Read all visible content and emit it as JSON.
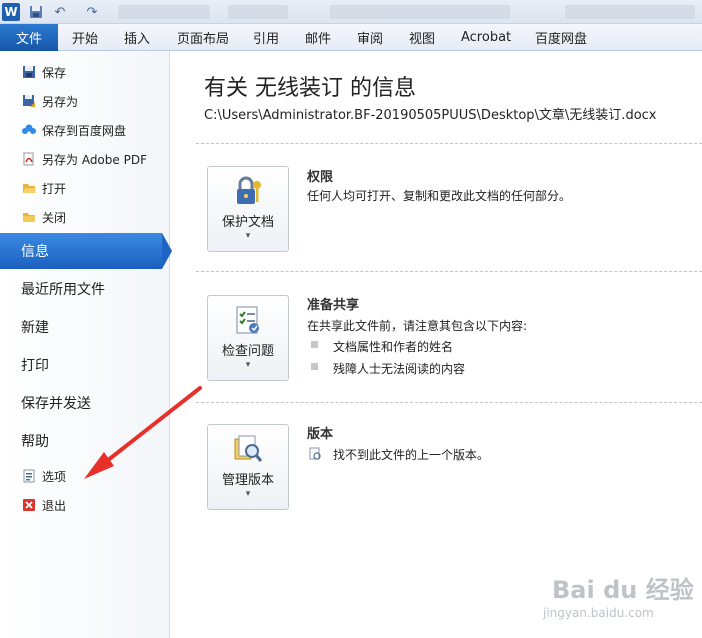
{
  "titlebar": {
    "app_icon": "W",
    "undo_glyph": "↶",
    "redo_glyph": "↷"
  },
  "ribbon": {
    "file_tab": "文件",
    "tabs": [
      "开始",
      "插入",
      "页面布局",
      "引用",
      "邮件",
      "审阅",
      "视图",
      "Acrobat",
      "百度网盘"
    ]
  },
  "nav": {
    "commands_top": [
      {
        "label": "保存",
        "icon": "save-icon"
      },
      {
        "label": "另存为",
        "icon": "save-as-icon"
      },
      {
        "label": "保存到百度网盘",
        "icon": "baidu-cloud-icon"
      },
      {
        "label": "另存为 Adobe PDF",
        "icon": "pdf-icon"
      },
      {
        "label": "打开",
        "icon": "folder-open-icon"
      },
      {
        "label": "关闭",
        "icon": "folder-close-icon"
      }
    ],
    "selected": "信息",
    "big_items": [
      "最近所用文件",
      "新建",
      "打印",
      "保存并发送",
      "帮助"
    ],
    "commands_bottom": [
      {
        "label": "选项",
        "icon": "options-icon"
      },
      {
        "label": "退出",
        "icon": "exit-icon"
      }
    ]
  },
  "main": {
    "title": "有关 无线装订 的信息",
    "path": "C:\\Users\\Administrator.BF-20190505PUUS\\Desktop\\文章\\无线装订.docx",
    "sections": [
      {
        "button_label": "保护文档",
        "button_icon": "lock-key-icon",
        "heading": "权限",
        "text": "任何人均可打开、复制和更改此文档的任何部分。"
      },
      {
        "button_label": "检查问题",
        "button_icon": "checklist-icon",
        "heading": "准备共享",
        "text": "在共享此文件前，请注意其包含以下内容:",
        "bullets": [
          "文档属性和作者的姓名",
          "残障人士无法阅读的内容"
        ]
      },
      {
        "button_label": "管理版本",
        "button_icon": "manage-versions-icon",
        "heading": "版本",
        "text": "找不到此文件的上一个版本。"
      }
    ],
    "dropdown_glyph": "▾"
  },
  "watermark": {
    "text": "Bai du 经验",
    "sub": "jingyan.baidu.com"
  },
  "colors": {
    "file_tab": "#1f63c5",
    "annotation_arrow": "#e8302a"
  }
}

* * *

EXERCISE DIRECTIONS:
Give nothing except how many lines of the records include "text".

SOLUTION FOR THIS TASK:
4